**Task item**
Show all lines from the records below in which the string "content" is present.

Data for review: Begin

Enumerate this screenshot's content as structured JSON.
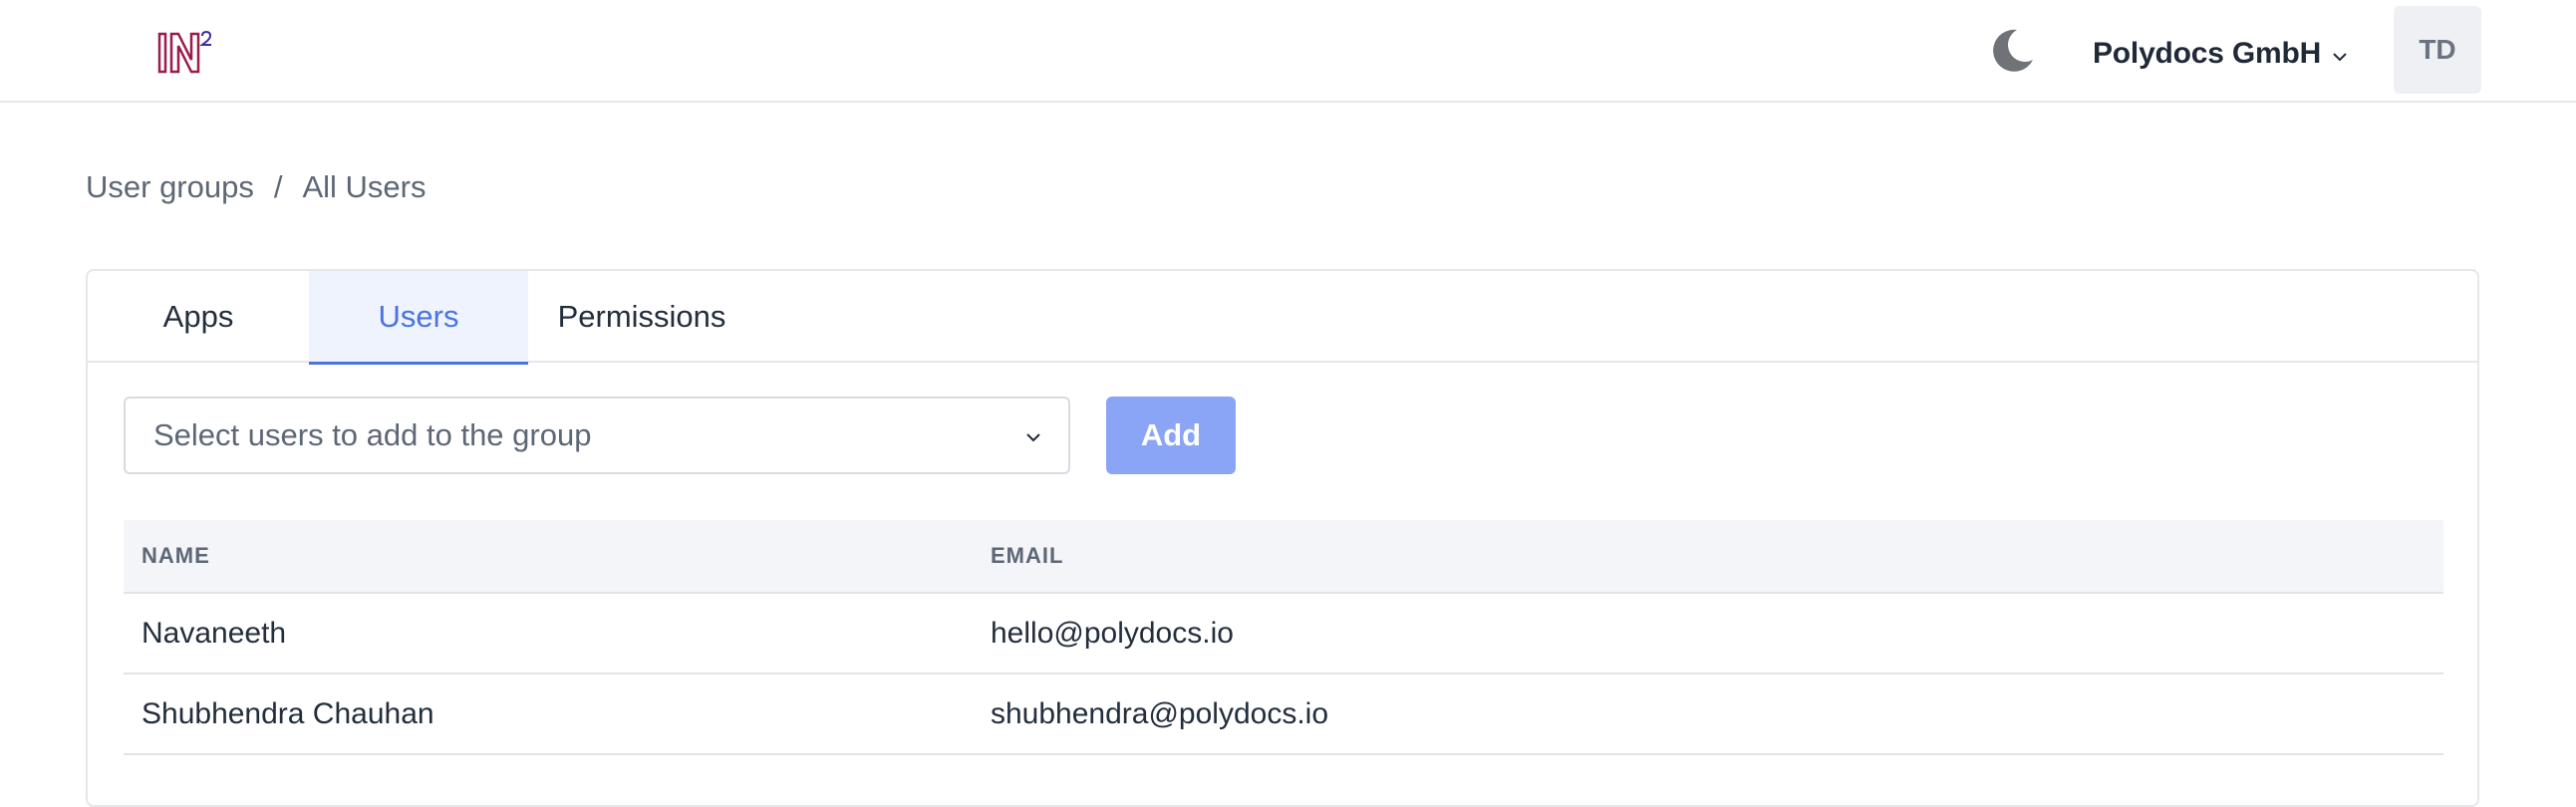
{
  "navbar": {
    "logo_text": "IN²",
    "org_name": "Polydocs GmbH",
    "avatar_initials": "TD"
  },
  "breadcrumb": {
    "items": [
      "User groups",
      "All Users"
    ],
    "separator": "/"
  },
  "tabs": [
    {
      "label": "Apps",
      "active": false
    },
    {
      "label": "Users",
      "active": true
    },
    {
      "label": "Permissions",
      "active": false
    }
  ],
  "add_users": {
    "placeholder": "Select users to add to the group",
    "add_label": "Add"
  },
  "table": {
    "columns": [
      "NAME",
      "EMAIL"
    ],
    "rows": [
      {
        "name": "Navaneeth",
        "email": "hello@polydocs.io"
      },
      {
        "name": "Shubhendra Chauhan",
        "email": "shubhendra@polydocs.io"
      }
    ]
  },
  "colors": {
    "accent": "#4a73e0",
    "add_button": "#8aa5f5",
    "logo_primary": "#9b1b4a",
    "logo_secondary": "#3b2f9e"
  },
  "icons": {
    "theme_toggle": "moon-icon",
    "org_dropdown": "chevron-down-icon",
    "select_dropdown": "chevron-down-icon"
  }
}
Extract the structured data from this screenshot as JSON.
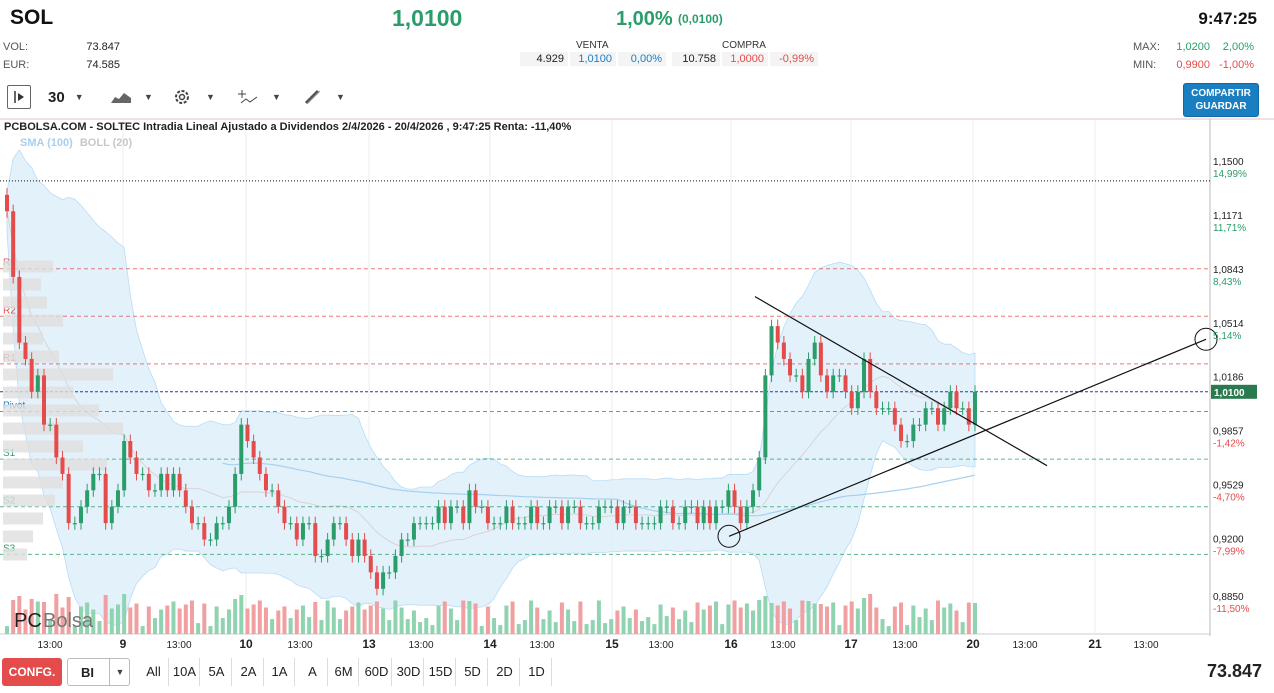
{
  "header": {
    "ticker": "SOL",
    "price": "1,0100",
    "change_pct": "1,00%",
    "change_abs": "(0,0100)",
    "time": "9:47:25"
  },
  "stats": {
    "vol_label": "VOL:",
    "vol_value": "73.847",
    "eur_label": "EUR:",
    "eur_value": "74.585"
  },
  "book": {
    "sell_label": "VENTA",
    "buy_label": "COMPRA",
    "sell_qty": "4.929",
    "sell_price": "1,0100",
    "sell_pct": "0,00%",
    "buy_qty": "10.758",
    "buy_price": "1,0000",
    "buy_pct": "-0,99%"
  },
  "minmax": {
    "max_label": "MAX:",
    "max_price": "1,0200",
    "max_pct": "2,00%",
    "min_label": "MIN:",
    "min_price": "0,9900",
    "min_pct": "-1,00%"
  },
  "toolbar": {
    "interval": "30",
    "share_label": "COMPARTIR",
    "save_label": "GUARDAR"
  },
  "chart": {
    "title": "PCBOLSA.COM - SOLTEC Intradia Lineal Ajustado a Dividendos 2/4/2026 - 20/4/2026 , 9:47:25 Renta: -11,40%",
    "legend_sma": "SMA (100)",
    "legend_boll": "BOLL (20)",
    "watermark_pc": "PC",
    "watermark_bolsa": "Bolsa",
    "current_price_tag": "1,0100"
  },
  "chart_data": {
    "type": "candlestick",
    "title": "PCBOLSA.COM - SOLTEC Intradia Lineal Ajustado a Dividendos 2/4/2026 - 20/4/2026 , 9:47:25 Renta: -11,40%",
    "y_axis": [
      {
        "price": 1.15,
        "label": "1,1500",
        "pct": "14,99%"
      },
      {
        "price": 1.1171,
        "label": "1,1171",
        "pct": "11,71%"
      },
      {
        "price": 1.0843,
        "label": "1,0843",
        "pct": "8,43%"
      },
      {
        "price": 1.0514,
        "label": "1,0514",
        "pct": "5,14%"
      },
      {
        "price": 1.0186,
        "label": "1,0186",
        "pct": "1,86%"
      },
      {
        "price": 0.9857,
        "label": "0,9857",
        "pct": "-1,42%"
      },
      {
        "price": 0.9529,
        "label": "0,9529",
        "pct": "-4,70%"
      },
      {
        "price": 0.92,
        "label": "0,9200",
        "pct": "-7,99%"
      },
      {
        "price": 0.885,
        "label": "0,8850",
        "pct": "-11,50%"
      }
    ],
    "ylim": [
      0.885,
      1.15
    ],
    "x_labels": [
      "13:00",
      "9",
      "13:00",
      "10",
      "13:00",
      "13",
      "13:00",
      "14",
      "13:00",
      "15",
      "13:00",
      "16",
      "13:00",
      "17",
      "13:00",
      "20",
      "13:00",
      "21",
      "13:00"
    ],
    "pivots": [
      {
        "name": "R3",
        "value": 1.085
      },
      {
        "name": "R2",
        "value": 1.056
      },
      {
        "name": "R1",
        "value": 1.027
      },
      {
        "name": "Pivot",
        "value": 0.998
      },
      {
        "name": "S1",
        "value": 0.969
      },
      {
        "name": "S2",
        "value": 0.94
      },
      {
        "name": "S3",
        "value": 0.911
      }
    ],
    "last_price": 1.01,
    "max_line": 1.1385,
    "closes": [
      1.12,
      1.08,
      1.04,
      1.03,
      1.01,
      1.02,
      0.99,
      0.99,
      0.97,
      0.96,
      0.93,
      0.93,
      0.94,
      0.95,
      0.96,
      0.96,
      0.93,
      0.94,
      0.95,
      0.98,
      0.97,
      0.96,
      0.96,
      0.95,
      0.95,
      0.96,
      0.95,
      0.96,
      0.95,
      0.94,
      0.93,
      0.93,
      0.92,
      0.92,
      0.93,
      0.93,
      0.94,
      0.96,
      0.99,
      0.98,
      0.97,
      0.96,
      0.95,
      0.95,
      0.94,
      0.93,
      0.93,
      0.92,
      0.93,
      0.93,
      0.91,
      0.91,
      0.92,
      0.93,
      0.93,
      0.92,
      0.91,
      0.92,
      0.91,
      0.9,
      0.89,
      0.9,
      0.9,
      0.91,
      0.92,
      0.92,
      0.93,
      0.93,
      0.93,
      0.93,
      0.94,
      0.93,
      0.94,
      0.94,
      0.93,
      0.95,
      0.94,
      0.94,
      0.93,
      0.93,
      0.93,
      0.94,
      0.93,
      0.93,
      0.93,
      0.94,
      0.93,
      0.93,
      0.94,
      0.94,
      0.93,
      0.94,
      0.94,
      0.93,
      0.93,
      0.93,
      0.94,
      0.94,
      0.94,
      0.93,
      0.94,
      0.94,
      0.93,
      0.93,
      0.93,
      0.93,
      0.94,
      0.94,
      0.93,
      0.93,
      0.94,
      0.94,
      0.93,
      0.94,
      0.93,
      0.94,
      0.94,
      0.95,
      0.94,
      0.93,
      0.94,
      0.95,
      0.97,
      1.02,
      1.05,
      1.04,
      1.03,
      1.02,
      1.02,
      1.01,
      1.03,
      1.04,
      1.02,
      1.01,
      1.02,
      1.02,
      1.01,
      1.0,
      1.01,
      1.03,
      1.01,
      1.0,
      1.0,
      1.0,
      0.99,
      0.98,
      0.98,
      0.99,
      0.99,
      1.0,
      1.0,
      0.99,
      1.0,
      1.01,
      1.0,
      1.0,
      0.99,
      1.01
    ]
  },
  "footer": {
    "conf_label": "CONFG.",
    "select_value": "BI",
    "ranges": [
      "All",
      "10A",
      "5A",
      "2A",
      "1A",
      "A",
      "6M",
      "60D",
      "30D",
      "15D",
      "5D",
      "2D",
      "1D"
    ],
    "volume": "73.847"
  },
  "colors": {
    "up": "#2a9d6a",
    "down": "#e44c4c",
    "accent": "#1a7fc1",
    "boll_fill": "#dcedfa",
    "sma": "#a6d0ef"
  }
}
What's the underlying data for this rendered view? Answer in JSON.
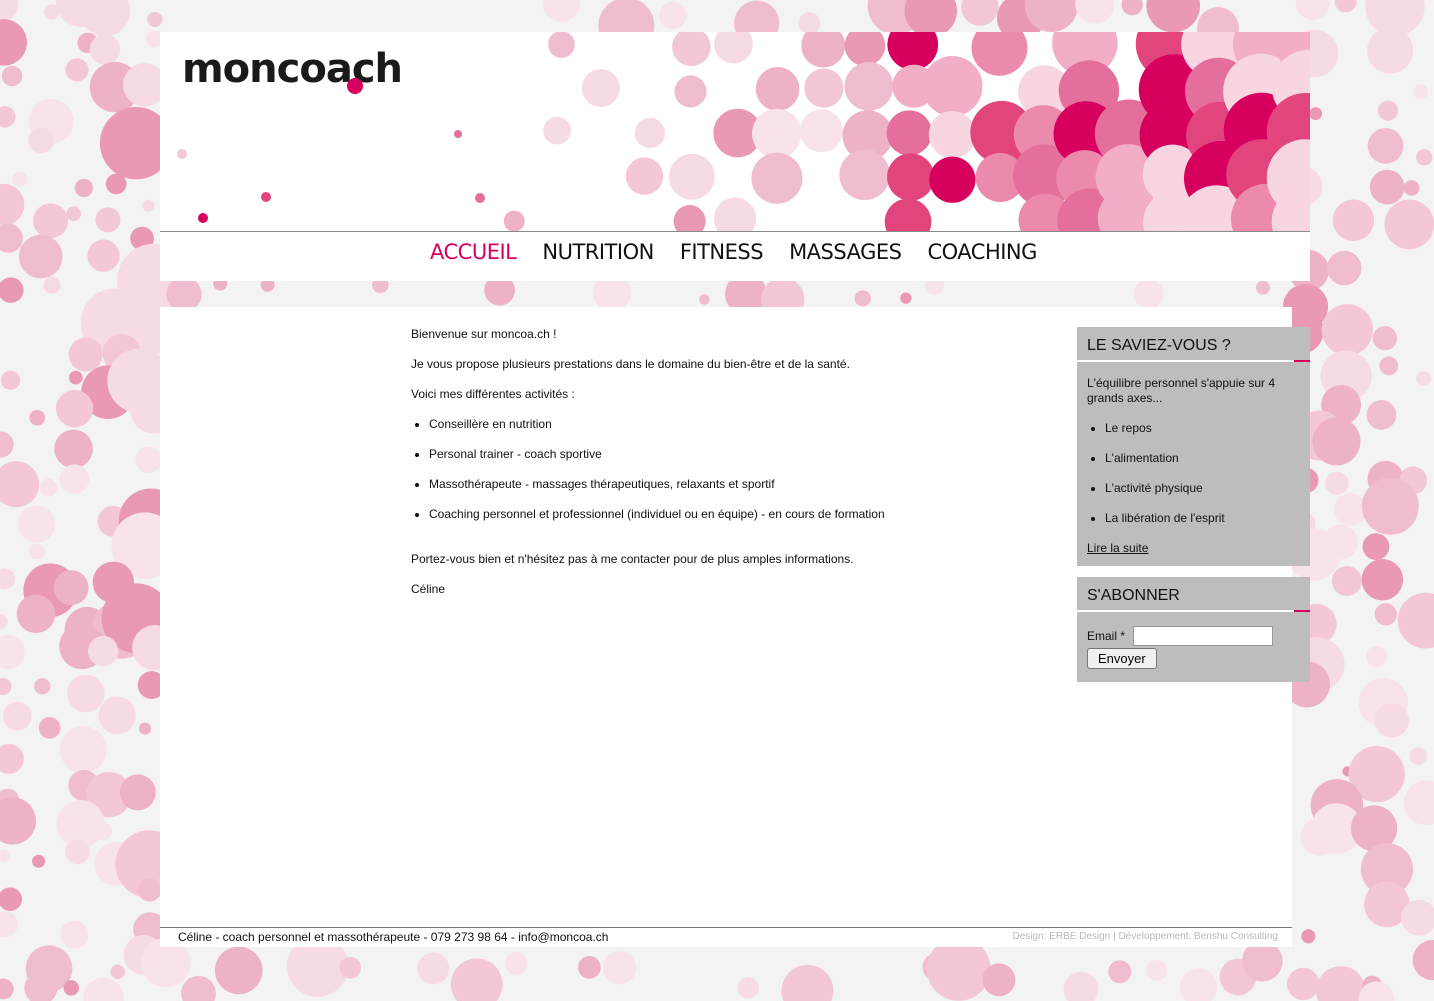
{
  "brand": {
    "logo_text": "moncoach",
    "accent_color": "#d8005f"
  },
  "nav": {
    "items": [
      {
        "label": "ACCUEIL",
        "active": true
      },
      {
        "label": "NUTRITION",
        "active": false
      },
      {
        "label": "FITNESS",
        "active": false
      },
      {
        "label": "MASSAGES",
        "active": false
      },
      {
        "label": "COACHING",
        "active": false
      }
    ]
  },
  "content": {
    "welcome": "Bienvenue sur moncoa.ch !",
    "intro": "Je vous propose plusieurs prestations dans le domaine du bien-être et de la santé.",
    "activities_heading": "Voici mes différentes activités :",
    "activities": [
      "Conseillère en nutrition",
      "Personal trainer - coach sportive",
      "Massothérapeute - massages thérapeutiques, relaxants et sportif",
      "Coaching personnel et professionnel (individuel ou en équipe) - en cours de formation"
    ],
    "closing": "Portez-vous bien et n'hésitez pas à me contacter pour de plus amples informations.",
    "signature": "Céline"
  },
  "sidebar": {
    "did_you_know": {
      "title": "LE SAVIEZ-VOUS ?",
      "intro": "L'équilibre personnel s'appuie sur 4 grands axes...",
      "items": [
        "Le repos",
        "L'alimentation",
        "L'activité physique",
        "La libération de l'esprit"
      ],
      "read_more": "Lire la suite"
    },
    "subscribe": {
      "title": "S'ABONNER",
      "email_label": "Email *",
      "email_value": "",
      "button_label": "Envoyer"
    }
  },
  "footer": {
    "contact": "Céline - coach personnel et massothérapeute - 079 273 98 64 - info@moncoa.ch",
    "credits": "Design: ERBE Design | Développement: Benshu Consulting"
  }
}
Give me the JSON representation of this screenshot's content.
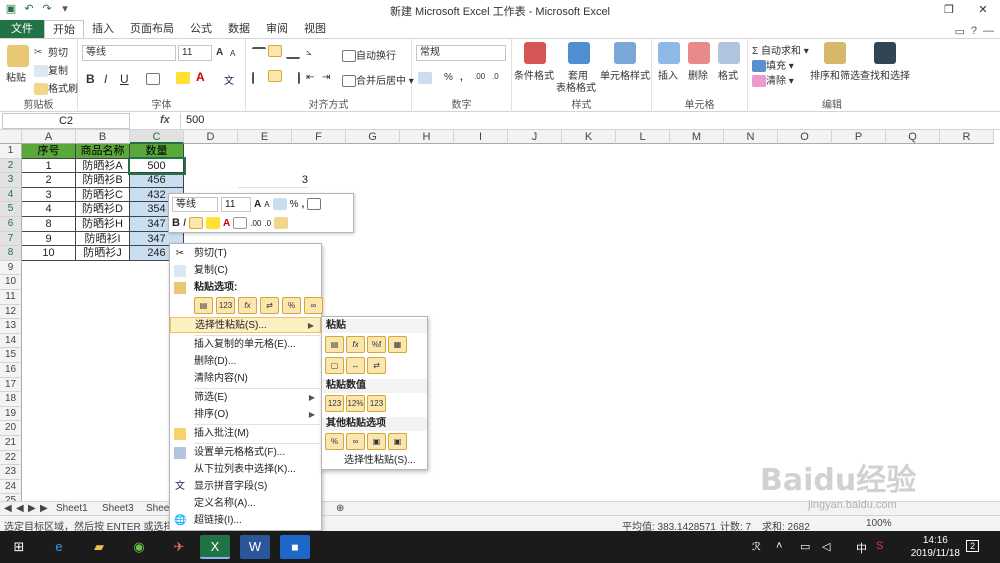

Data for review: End

**Written solution**
Enumerate this screenshot's content as structured JSON.
  "content": {
Give me the JSON representation of this screenshot's content.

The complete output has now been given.